PROBLEM DESCRIPTION:
Your task is to gather the lines below that hold the string "Move".

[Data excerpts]
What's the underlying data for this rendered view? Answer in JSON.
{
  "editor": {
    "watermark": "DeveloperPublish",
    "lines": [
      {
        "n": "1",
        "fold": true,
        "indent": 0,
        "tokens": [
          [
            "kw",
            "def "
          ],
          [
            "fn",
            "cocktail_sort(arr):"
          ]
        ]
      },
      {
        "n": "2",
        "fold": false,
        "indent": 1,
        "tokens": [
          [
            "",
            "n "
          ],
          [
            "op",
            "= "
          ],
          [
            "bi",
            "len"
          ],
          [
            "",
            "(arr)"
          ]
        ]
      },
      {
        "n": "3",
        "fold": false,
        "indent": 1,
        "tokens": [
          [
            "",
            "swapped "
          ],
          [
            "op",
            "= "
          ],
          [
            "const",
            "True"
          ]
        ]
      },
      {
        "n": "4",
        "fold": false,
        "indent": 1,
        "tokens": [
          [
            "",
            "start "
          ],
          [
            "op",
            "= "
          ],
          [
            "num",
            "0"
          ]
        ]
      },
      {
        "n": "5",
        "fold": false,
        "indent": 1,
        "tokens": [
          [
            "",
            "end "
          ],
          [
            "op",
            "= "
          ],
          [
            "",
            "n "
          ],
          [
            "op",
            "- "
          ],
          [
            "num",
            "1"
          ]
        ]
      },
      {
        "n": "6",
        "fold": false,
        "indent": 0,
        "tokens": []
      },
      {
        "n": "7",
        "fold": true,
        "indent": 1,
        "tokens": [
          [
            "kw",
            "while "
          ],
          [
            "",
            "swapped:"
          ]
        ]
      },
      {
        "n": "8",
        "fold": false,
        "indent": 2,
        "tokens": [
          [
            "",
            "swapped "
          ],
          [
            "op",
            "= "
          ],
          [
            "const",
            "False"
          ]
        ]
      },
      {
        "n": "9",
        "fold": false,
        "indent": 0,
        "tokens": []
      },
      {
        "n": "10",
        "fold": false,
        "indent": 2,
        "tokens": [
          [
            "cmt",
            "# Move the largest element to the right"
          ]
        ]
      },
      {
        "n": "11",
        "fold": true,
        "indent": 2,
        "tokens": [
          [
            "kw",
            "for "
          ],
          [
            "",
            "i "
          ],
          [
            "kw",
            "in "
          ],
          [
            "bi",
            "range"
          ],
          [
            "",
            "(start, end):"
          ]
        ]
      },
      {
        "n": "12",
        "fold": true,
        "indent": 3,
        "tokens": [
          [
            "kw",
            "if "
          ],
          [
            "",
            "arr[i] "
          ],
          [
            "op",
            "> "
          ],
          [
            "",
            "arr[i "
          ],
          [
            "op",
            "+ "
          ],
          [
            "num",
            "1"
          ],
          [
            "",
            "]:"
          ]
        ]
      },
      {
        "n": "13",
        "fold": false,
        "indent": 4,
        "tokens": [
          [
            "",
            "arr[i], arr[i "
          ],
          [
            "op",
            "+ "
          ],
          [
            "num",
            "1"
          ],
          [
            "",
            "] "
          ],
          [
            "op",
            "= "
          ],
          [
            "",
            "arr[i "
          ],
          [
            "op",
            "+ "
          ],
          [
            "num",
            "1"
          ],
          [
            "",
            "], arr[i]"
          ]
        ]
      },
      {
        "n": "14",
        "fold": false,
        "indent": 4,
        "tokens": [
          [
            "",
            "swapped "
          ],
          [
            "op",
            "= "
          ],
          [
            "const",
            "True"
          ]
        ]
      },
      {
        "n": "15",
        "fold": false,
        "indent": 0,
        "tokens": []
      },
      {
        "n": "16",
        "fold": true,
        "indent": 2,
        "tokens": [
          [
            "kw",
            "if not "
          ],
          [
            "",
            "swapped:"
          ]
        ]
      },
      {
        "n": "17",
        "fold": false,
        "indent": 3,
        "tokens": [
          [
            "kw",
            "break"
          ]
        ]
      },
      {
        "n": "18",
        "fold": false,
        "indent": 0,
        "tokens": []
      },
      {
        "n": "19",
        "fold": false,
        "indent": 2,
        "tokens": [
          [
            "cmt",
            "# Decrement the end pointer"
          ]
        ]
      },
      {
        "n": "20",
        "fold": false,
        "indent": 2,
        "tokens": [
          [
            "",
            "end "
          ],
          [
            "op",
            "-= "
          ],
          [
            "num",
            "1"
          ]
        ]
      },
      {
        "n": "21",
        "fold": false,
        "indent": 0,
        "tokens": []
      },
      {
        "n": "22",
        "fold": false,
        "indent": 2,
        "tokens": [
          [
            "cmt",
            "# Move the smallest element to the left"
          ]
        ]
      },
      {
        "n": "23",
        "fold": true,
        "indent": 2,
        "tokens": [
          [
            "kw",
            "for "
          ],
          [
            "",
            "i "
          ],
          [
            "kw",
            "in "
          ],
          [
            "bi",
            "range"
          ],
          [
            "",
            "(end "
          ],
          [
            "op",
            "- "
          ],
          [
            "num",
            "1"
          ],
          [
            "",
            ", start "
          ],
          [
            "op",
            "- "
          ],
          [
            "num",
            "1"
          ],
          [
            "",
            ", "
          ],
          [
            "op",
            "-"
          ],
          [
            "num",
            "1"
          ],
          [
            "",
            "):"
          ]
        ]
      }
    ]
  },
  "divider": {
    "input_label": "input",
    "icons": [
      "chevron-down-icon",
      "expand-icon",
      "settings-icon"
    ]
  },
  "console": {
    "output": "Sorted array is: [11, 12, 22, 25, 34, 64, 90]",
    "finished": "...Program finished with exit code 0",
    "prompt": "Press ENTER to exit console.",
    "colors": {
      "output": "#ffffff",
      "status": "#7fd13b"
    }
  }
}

PROBLEM SOLUTION:
            "# Move the largest element to the right"
            "# Move the smallest element to the left"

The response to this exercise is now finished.